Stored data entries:
▼▼▼

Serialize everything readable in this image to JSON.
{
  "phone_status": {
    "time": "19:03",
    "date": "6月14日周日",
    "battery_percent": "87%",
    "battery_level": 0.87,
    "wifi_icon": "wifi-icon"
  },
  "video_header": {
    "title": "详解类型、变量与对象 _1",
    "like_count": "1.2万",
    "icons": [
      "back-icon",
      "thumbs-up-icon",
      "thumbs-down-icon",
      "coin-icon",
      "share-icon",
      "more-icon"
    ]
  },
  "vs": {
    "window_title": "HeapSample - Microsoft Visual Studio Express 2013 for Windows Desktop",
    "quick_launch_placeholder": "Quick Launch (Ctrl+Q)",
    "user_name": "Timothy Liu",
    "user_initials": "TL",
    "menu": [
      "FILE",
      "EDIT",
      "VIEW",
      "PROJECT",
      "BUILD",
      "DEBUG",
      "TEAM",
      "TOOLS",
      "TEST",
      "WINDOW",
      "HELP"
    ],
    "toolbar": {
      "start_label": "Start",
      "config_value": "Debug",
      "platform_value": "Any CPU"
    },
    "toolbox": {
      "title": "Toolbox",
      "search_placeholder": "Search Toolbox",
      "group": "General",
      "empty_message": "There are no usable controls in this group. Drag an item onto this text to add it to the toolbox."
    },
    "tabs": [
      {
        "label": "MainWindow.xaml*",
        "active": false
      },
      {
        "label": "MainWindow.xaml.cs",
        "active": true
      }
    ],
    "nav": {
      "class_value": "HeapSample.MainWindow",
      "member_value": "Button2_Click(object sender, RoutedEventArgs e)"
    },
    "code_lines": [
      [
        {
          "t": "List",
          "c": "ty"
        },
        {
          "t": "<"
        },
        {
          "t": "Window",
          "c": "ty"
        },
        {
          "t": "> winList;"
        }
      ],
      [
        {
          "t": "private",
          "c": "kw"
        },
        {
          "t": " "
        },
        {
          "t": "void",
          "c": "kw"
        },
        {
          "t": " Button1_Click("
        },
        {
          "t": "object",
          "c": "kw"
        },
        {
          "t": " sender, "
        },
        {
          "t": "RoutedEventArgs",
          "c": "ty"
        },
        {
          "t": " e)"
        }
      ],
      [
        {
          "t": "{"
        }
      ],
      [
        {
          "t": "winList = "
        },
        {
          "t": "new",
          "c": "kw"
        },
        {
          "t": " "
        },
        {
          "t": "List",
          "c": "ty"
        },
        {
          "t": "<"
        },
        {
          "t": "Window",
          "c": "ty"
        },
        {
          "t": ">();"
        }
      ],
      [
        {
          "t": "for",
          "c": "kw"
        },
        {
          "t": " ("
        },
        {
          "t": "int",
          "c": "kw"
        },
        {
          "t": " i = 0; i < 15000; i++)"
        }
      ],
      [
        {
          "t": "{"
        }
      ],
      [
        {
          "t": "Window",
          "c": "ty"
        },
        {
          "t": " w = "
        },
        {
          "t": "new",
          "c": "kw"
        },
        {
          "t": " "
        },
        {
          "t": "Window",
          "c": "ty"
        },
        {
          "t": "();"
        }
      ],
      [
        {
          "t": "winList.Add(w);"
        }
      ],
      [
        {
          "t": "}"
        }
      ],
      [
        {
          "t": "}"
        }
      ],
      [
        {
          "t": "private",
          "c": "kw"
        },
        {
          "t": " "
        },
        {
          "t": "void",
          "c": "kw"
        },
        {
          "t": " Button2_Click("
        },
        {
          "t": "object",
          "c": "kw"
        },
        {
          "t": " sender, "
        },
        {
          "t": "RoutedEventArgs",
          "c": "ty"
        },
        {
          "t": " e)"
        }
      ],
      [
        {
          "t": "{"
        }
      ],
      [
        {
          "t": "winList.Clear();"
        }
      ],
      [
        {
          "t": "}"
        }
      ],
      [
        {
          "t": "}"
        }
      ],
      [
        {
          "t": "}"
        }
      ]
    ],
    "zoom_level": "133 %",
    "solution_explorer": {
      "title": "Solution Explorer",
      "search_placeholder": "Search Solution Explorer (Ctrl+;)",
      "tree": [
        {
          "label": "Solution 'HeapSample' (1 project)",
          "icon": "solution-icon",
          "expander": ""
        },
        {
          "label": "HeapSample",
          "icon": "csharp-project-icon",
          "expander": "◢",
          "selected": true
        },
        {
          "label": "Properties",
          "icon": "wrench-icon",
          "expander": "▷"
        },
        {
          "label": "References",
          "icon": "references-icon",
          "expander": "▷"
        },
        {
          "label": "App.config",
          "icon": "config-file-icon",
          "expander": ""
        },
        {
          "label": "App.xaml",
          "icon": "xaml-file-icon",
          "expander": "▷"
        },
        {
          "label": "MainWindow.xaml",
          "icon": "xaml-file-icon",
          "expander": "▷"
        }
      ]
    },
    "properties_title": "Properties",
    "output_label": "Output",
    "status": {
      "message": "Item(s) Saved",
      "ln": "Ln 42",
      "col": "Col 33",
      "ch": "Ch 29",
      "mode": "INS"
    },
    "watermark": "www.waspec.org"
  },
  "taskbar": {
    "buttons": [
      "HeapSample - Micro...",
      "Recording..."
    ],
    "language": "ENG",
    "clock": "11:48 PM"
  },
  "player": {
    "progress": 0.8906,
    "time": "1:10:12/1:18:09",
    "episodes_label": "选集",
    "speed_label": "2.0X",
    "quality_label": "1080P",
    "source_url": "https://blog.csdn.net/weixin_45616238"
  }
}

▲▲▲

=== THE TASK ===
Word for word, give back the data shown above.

=== ANSWER TO THE PROBLEM ===
Serialize everything readable in this image to JSON.
{
  "phone_status": {
    "time": "19:03",
    "date": "6月14日周日",
    "battery_percent": "87%",
    "battery_level": 0.87,
    "wifi_icon": "wifi-icon"
  },
  "video_header": {
    "title": "详解类型、变量与对象 _1",
    "like_count": "1.2万",
    "icons": [
      "back-icon",
      "thumbs-up-icon",
      "thumbs-down-icon",
      "coin-icon",
      "share-icon",
      "more-icon"
    ]
  },
  "vs": {
    "window_title": "HeapSample - Microsoft Visual Studio Express 2013 for Windows Desktop",
    "quick_launch_placeholder": "Quick Launch (Ctrl+Q)",
    "user_name": "Timothy Liu",
    "user_initials": "TL",
    "menu": [
      "FILE",
      "EDIT",
      "VIEW",
      "PROJECT",
      "BUILD",
      "DEBUG",
      "TEAM",
      "TOOLS",
      "TEST",
      "WINDOW",
      "HELP"
    ],
    "toolbar": {
      "start_label": "Start",
      "config_value": "Debug",
      "platform_value": "Any CPU"
    },
    "toolbox": {
      "title": "Toolbox",
      "search_placeholder": "Search Toolbox",
      "group": "General",
      "empty_message": "There are no usable controls in this group. Drag an item onto this text to add it to the toolbox."
    },
    "tabs": [
      {
        "label": "MainWindow.xaml*",
        "active": false
      },
      {
        "label": "MainWindow.xaml.cs",
        "active": true
      }
    ],
    "nav": {
      "class_value": "HeapSample.MainWindow",
      "member_value": "Button2_Click(object sender, RoutedEventArgs e)"
    },
    "code_lines": [
      [
        {
          "t": "List",
          "c": "ty"
        },
        {
          "t": "<"
        },
        {
          "t": "Window",
          "c": "ty"
        },
        {
          "t": "> winList;"
        }
      ],
      [
        {
          "t": "private",
          "c": "kw"
        },
        {
          "t": " "
        },
        {
          "t": "void",
          "c": "kw"
        },
        {
          "t": " Button1_Click("
        },
        {
          "t": "object",
          "c": "kw"
        },
        {
          "t": " sender, "
        },
        {
          "t": "RoutedEventArgs",
          "c": "ty"
        },
        {
          "t": " e)"
        }
      ],
      [
        {
          "t": "{"
        }
      ],
      [
        {
          "t": "winList = "
        },
        {
          "t": "new",
          "c": "kw"
        },
        {
          "t": " "
        },
        {
          "t": "List",
          "c": "ty"
        },
        {
          "t": "<"
        },
        {
          "t": "Window",
          "c": "ty"
        },
        {
          "t": ">();"
        }
      ],
      [
        {
          "t": "for",
          "c": "kw"
        },
        {
          "t": " ("
        },
        {
          "t": "int",
          "c": "kw"
        },
        {
          "t": " i = 0; i < 15000; i++)"
        }
      ],
      [
        {
          "t": "{"
        }
      ],
      [
        {
          "t": "Window",
          "c": "ty"
        },
        {
          "t": " w = "
        },
        {
          "t": "new",
          "c": "kw"
        },
        {
          "t": " "
        },
        {
          "t": "Window",
          "c": "ty"
        },
        {
          "t": "();"
        }
      ],
      [
        {
          "t": "winList.Add(w);"
        }
      ],
      [
        {
          "t": "}"
        }
      ],
      [
        {
          "t": "}"
        }
      ],
      [
        {
          "t": "private",
          "c": "kw"
        },
        {
          "t": " "
        },
        {
          "t": "void",
          "c": "kw"
        },
        {
          "t": " Button2_Click("
        },
        {
          "t": "object",
          "c": "kw"
        },
        {
          "t": " sender, "
        },
        {
          "t": "RoutedEventArgs",
          "c": "ty"
        },
        {
          "t": " e)"
        }
      ],
      [
        {
          "t": "{"
        }
      ],
      [
        {
          "t": "winList.Clear();"
        }
      ],
      [
        {
          "t": "}"
        }
      ],
      [
        {
          "t": "}"
        }
      ],
      [
        {
          "t": "}"
        }
      ]
    ],
    "zoom_level": "133 %",
    "solution_explorer": {
      "title": "Solution Explorer",
      "search_placeholder": "Search Solution Explorer (Ctrl+;)",
      "tree": [
        {
          "label": "Solution 'HeapSample' (1 project)",
          "icon": "solution-icon",
          "expander": ""
        },
        {
          "label": "HeapSample",
          "icon": "csharp-project-icon",
          "expander": "◢",
          "selected": true
        },
        {
          "label": "Properties",
          "icon": "wrench-icon",
          "expander": "▷"
        },
        {
          "label": "References",
          "icon": "references-icon",
          "expander": "▷"
        },
        {
          "label": "App.config",
          "icon": "config-file-icon",
          "expander": ""
        },
        {
          "label": "App.xaml",
          "icon": "xaml-file-icon",
          "expander": "▷"
        },
        {
          "label": "MainWindow.xaml",
          "icon": "xaml-file-icon",
          "expander": "▷"
        }
      ]
    },
    "properties_title": "Properties",
    "output_label": "Output",
    "status": {
      "message": "Item(s) Saved",
      "ln": "Ln 42",
      "col": "Col 33",
      "ch": "Ch 29",
      "mode": "INS"
    },
    "watermark": "www.waspec.org"
  },
  "taskbar": {
    "buttons": [
      "HeapSample - Micro...",
      "Recording..."
    ],
    "language": "ENG",
    "clock": "11:48 PM"
  },
  "player": {
    "progress": 0.8906,
    "time": "1:10:12/1:18:09",
    "episodes_label": "选集",
    "speed_label": "2.0X",
    "quality_label": "1080P",
    "source_url": "https://blog.csdn.net/weixin_45616238"
  }
}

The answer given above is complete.